Dataset entries:
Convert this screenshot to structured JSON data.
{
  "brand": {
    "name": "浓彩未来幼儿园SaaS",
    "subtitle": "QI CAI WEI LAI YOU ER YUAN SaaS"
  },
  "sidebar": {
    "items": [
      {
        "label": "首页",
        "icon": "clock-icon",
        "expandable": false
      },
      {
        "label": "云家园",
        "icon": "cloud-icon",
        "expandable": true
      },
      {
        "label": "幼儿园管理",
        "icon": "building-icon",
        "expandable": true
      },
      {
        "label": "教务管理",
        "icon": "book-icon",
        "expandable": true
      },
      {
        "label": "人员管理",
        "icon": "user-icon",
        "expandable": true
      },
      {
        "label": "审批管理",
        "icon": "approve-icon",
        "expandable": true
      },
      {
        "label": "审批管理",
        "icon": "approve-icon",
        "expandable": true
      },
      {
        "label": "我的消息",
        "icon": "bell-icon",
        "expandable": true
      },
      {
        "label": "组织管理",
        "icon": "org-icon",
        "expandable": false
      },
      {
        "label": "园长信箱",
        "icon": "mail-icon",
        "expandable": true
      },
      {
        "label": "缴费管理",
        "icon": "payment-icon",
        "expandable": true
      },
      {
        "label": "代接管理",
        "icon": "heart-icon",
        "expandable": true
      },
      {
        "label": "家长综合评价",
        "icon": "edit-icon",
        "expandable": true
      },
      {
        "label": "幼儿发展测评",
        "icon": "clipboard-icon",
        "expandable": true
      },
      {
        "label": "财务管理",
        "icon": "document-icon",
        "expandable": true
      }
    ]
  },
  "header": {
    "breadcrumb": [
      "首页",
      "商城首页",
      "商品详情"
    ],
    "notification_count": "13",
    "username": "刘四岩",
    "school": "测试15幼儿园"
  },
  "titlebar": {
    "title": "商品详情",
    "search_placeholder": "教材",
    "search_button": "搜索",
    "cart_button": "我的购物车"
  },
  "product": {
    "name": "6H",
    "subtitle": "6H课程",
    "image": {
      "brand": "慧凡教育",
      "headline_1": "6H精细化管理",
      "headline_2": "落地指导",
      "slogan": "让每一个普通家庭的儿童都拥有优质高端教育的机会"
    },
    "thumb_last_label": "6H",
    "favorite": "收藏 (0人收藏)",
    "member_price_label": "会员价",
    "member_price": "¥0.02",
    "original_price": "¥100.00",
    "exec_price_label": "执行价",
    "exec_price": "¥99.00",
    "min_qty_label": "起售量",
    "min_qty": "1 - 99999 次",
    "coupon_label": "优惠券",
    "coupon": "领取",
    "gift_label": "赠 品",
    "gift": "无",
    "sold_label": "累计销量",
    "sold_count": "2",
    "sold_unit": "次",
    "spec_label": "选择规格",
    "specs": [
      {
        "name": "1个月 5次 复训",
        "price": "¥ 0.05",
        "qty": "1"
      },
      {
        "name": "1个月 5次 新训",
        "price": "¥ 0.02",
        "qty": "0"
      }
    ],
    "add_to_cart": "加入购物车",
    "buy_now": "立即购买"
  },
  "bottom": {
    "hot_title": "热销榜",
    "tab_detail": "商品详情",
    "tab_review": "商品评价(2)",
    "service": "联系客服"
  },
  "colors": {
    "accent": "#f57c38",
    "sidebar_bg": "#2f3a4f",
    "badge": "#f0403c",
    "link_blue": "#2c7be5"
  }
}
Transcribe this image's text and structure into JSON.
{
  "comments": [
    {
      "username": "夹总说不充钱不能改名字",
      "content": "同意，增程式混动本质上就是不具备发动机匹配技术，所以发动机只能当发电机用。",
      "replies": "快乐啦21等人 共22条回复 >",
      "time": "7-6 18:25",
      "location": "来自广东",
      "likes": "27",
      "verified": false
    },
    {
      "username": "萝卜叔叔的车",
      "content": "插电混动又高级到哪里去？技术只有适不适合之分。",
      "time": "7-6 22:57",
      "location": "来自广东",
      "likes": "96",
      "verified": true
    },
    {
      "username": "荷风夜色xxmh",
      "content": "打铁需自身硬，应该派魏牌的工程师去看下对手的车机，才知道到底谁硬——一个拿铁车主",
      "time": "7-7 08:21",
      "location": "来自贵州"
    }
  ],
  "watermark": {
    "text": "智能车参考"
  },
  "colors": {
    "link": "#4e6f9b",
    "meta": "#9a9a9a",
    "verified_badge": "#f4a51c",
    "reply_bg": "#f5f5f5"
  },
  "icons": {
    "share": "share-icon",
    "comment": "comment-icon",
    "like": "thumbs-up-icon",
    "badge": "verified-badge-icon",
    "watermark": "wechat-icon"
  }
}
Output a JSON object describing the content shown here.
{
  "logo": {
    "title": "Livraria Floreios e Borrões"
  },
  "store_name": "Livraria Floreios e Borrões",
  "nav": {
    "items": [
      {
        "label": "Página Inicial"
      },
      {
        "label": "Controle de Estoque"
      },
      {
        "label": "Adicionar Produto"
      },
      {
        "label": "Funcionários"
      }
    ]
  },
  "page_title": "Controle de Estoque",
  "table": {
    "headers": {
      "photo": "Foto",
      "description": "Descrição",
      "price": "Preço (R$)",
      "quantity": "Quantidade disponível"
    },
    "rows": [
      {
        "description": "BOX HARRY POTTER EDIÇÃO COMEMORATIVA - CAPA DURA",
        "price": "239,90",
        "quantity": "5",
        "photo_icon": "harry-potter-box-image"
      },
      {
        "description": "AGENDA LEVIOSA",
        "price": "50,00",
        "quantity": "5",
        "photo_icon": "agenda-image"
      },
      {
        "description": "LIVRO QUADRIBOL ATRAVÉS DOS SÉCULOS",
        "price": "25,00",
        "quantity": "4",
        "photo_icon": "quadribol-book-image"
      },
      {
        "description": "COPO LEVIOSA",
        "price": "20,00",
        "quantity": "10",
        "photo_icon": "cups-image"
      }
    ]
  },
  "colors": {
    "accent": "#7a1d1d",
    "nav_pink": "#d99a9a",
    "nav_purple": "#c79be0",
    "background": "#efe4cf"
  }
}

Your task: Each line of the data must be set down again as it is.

Reply:
Convert this screenshot to structured JSON data.
{
  "brand": {
    "name": "浓彩未来幼儿园SaaS",
    "subtitle": "QI CAI WEI LAI YOU ER YUAN SaaS"
  },
  "sidebar": {
    "items": [
      {
        "label": "首页",
        "icon": "clock-icon",
        "expandable": false
      },
      {
        "label": "云家园",
        "icon": "cloud-icon",
        "expandable": true
      },
      {
        "label": "幼儿园管理",
        "icon": "building-icon",
        "expandable": true
      },
      {
        "label": "教务管理",
        "icon": "book-icon",
        "expandable": true
      },
      {
        "label": "人员管理",
        "icon": "user-icon",
        "expandable": true
      },
      {
        "label": "审批管理",
        "icon": "approve-icon",
        "expandable": true
      },
      {
        "label": "审批管理",
        "icon": "approve-icon",
        "expandable": true
      },
      {
        "label": "我的消息",
        "icon": "bell-icon",
        "expandable": true
      },
      {
        "label": "组织管理",
        "icon": "org-icon",
        "expandable": false
      },
      {
        "label": "园长信箱",
        "icon": "mail-icon",
        "expandable": true
      },
      {
        "label": "缴费管理",
        "icon": "payment-icon",
        "expandable": true
      },
      {
        "label": "代接管理",
        "icon": "heart-icon",
        "expandable": true
      },
      {
        "label": "家长综合评价",
        "icon": "edit-icon",
        "expandable": true
      },
      {
        "label": "幼儿发展测评",
        "icon": "clipboard-icon",
        "expandable": true
      },
      {
        "label": "财务管理",
        "icon": "document-icon",
        "expandable": true
      }
    ]
  },
  "header": {
    "breadcrumb": [
      "首页",
      "商城首页",
      "商品详情"
    ],
    "notification_count": "13",
    "username": "刘四岩",
    "school": "测试15幼儿园"
  },
  "titlebar": {
    "title": "商品详情",
    "search_placeholder": "教材",
    "search_button": "搜索",
    "cart_button": "我的购物车"
  },
  "product": {
    "name": "6H",
    "subtitle": "6H课程",
    "image": {
      "brand": "慧凡教育",
      "headline_1": "6H精细化管理",
      "headline_2": "落地指导",
      "slogan": "让每一个普通家庭的儿童都拥有优质高端教育的机会"
    },
    "thumb_last_label": "6H",
    "favorite": "收藏 (0人收藏)",
    "member_price_label": "会员价",
    "member_price": "¥0.02",
    "original_price": "¥100.00",
    "exec_price_label": "执行价",
    "exec_price": "¥99.00",
    "min_qty_label": "起售量",
    "min_qty": "1 - 99999 次",
    "coupon_label": "优惠券",
    "coupon": "领取",
    "gift_label": "赠 品",
    "gift": "无",
    "sold_label": "累计销量",
    "sold_count": "2",
    "sold_unit": "次",
    "spec_label": "选择规格",
    "specs": [
      {
        "name": "1个月 5次 复训",
        "price": "¥ 0.05",
        "qty": "1"
      },
      {
        "name": "1个月 5次 新训",
        "price": "¥ 0.02",
        "qty": "0"
      }
    ],
    "add_to_cart": "加入购物车",
    "buy_now": "立即购买"
  },
  "bottom": {
    "hot_title": "热销榜",
    "tab_detail": "商品详情",
    "tab_review": "商品评价(2)",
    "service": "联系客服"
  },
  "colors": {
    "accent": "#f57c38",
    "sidebar_bg": "#2f3a4f",
    "badge": "#f0403c",
    "link_blue": "#2c7be5"
  }
}
Transcribe this image's text and structure into JSON.
{
  "comments": [
    {
      "username": "夹总说不充钱不能改名字",
      "content": "同意，增程式混动本质上就是不具备发动机匹配技术，所以发动机只能当发电机用。",
      "replies": "快乐啦21等人 共22条回复 >",
      "time": "7-6 18:25",
      "location": "来自广东",
      "likes": "27",
      "verified": false
    },
    {
      "username": "萝卜叔叔的车",
      "content": "插电混动又高级到哪里去？技术只有适不适合之分。",
      "time": "7-6 22:57",
      "location": "来自广东",
      "likes": "96",
      "verified": true
    },
    {
      "username": "荷风夜色xxmh",
      "content": "打铁需自身硬，应该派魏牌的工程师去看下对手的车机，才知道到底谁硬——一个拿铁车主",
      "time": "7-7 08:21",
      "location": "来自贵州"
    }
  ],
  "watermark": {
    "text": "智能车参考"
  },
  "colors": {
    "link": "#4e6f9b",
    "meta": "#9a9a9a",
    "verified_badge": "#f4a51c",
    "reply_bg": "#f5f5f5"
  },
  "icons": {
    "share": "share-icon",
    "comment": "comment-icon",
    "like": "thumbs-up-icon",
    "badge": "verified-badge-icon",
    "watermark": "wechat-icon"
  }
}
Output a JSON object describing the content shown here.
{
  "logo": {
    "title": "Livraria Floreios e Borrões"
  },
  "store_name": "Livraria Floreios e Borrões",
  "nav": {
    "items": [
      {
        "label": "Página Inicial"
      },
      {
        "label": "Controle de Estoque"
      },
      {
        "label": "Adicionar Produto"
      },
      {
        "label": "Funcionários"
      }
    ]
  },
  "page_title": "Controle de Estoque",
  "table": {
    "headers": {
      "photo": "Foto",
      "description": "Descrição",
      "price": "Preço (R$)",
      "quantity": "Quantidade disponível"
    },
    "rows": [
      {
        "description": "BOX HARRY POTTER EDIÇÃO COMEMORATIVA - CAPA DURA",
        "price": "239,90",
        "quantity": "5",
        "photo_icon": "harry-potter-box-image"
      },
      {
        "description": "AGENDA LEVIOSA",
        "price": "50,00",
        "quantity": "5",
        "photo_icon": "agenda-image"
      },
      {
        "description": "LIVRO QUADRIBOL ATRAVÉS DOS SÉCULOS",
        "price": "25,00",
        "quantity": "4",
        "photo_icon": "quadribol-book-image"
      },
      {
        "description": "COPO LEVIOSA",
        "price": "20,00",
        "quantity": "10",
        "photo_icon": "cups-image"
      }
    ]
  },
  "colors": {
    "accent": "#7a1d1d",
    "nav_pink": "#d99a9a",
    "nav_purple": "#c79be0",
    "background": "#efe4cf"
  }
}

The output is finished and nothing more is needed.